Category: Press Article
Publication: BCPA Paralegal Press, Winter 2023, Vol. 53, Issue 3
Author: Geoffrey T. Desmoulin
Summary: When bullets are stopped by an object, they typically incur large amounts of deformation. This is why it is necessary to slow the flight of the bullet gradually so as to not induce high forces on the projectile and deform it further. In the past, multiple methods have been used to recover bullets during testing including vertical water tanks, pipes filled with cotton, and wadded balls of Kevlar.
Alternatively, people sometimes use high-speed video cameras to visualize the bullet as it exits the medium. However, all of these methods have limitations due to expense, practicality, and reliability, or, in the case of high-speed video, it does not yield a sample that can be physically inspected.
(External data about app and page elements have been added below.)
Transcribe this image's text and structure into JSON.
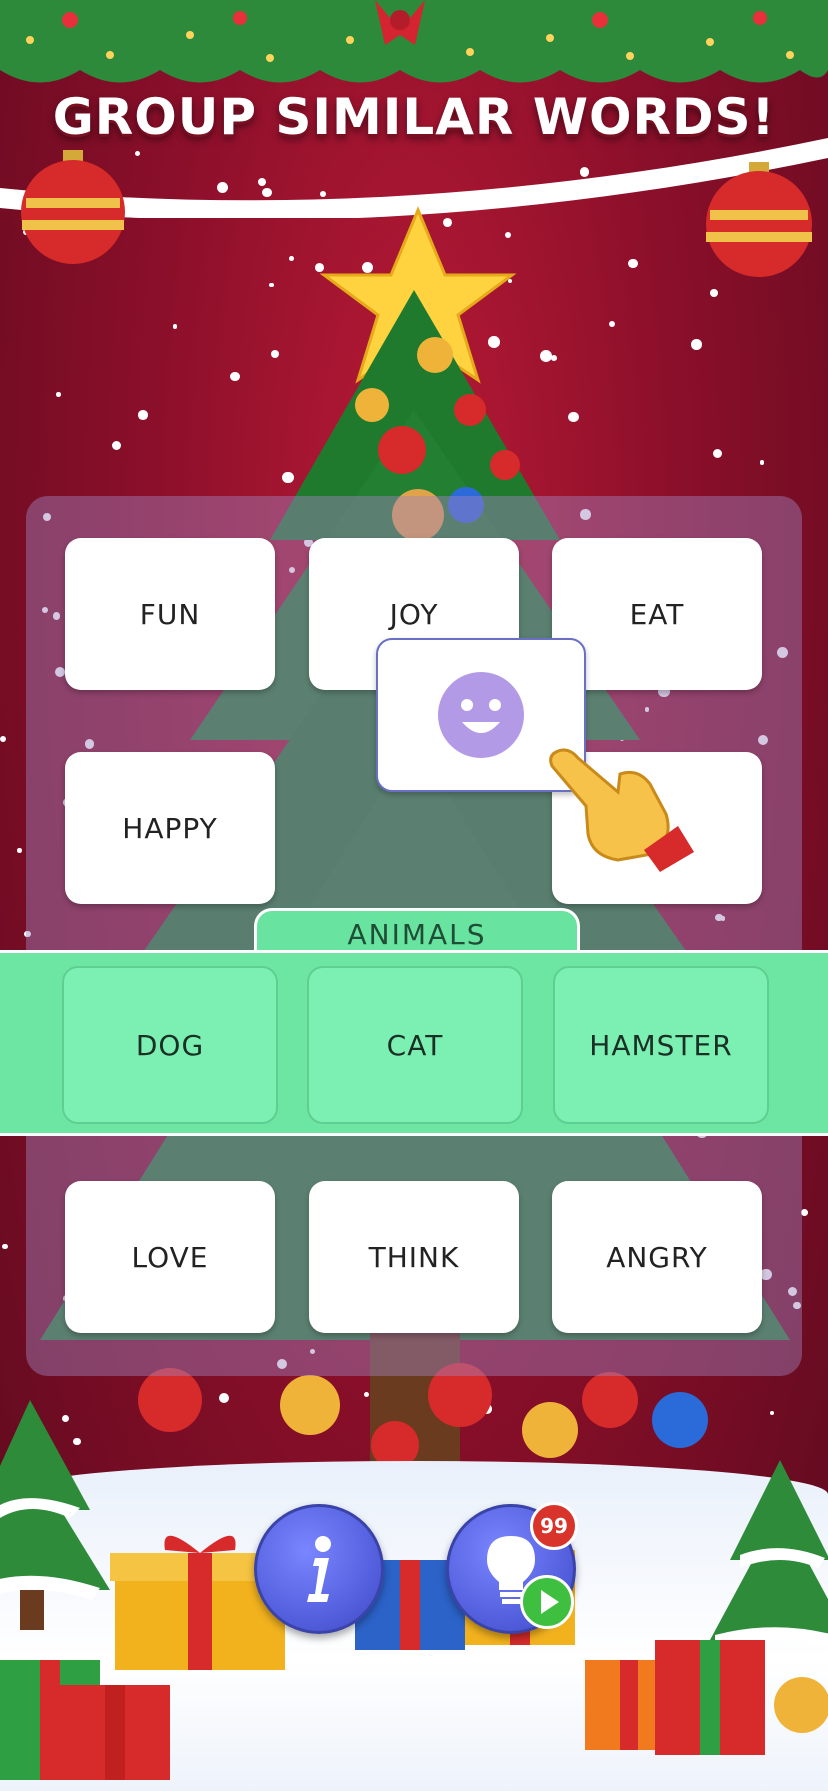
{
  "title": "GROUP SIMILAR WORDS!",
  "board": {
    "row1": [
      "FUN",
      "JOY",
      "EAT"
    ],
    "row2": [
      "HAPPY",
      ""
    ],
    "row3": [
      "LOVE",
      "THINK",
      "ANGRY"
    ],
    "dragging_tile_icon": "smiley-face-icon"
  },
  "group": {
    "category": "ANIMALS",
    "words": [
      "DOG",
      "CAT",
      "HAMSTER"
    ]
  },
  "buttons": {
    "info_icon": "info-icon",
    "hint_icon": "lightbulb-icon",
    "hint_count": "99",
    "video_icon": "play-icon"
  },
  "colors": {
    "background": "#8b0f2a",
    "group_green": "#6de6a4",
    "button_blue": "#4f5bd9",
    "badge_red": "#d9342b",
    "smile_purple": "#b39ae6"
  }
}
GTD Scientific Inc., in collaboration with Michael HAAG, has developed a cheap, easy-to-assemble, and reliable bullet recovery device that’s made up of cardboard and Kevlar sheets.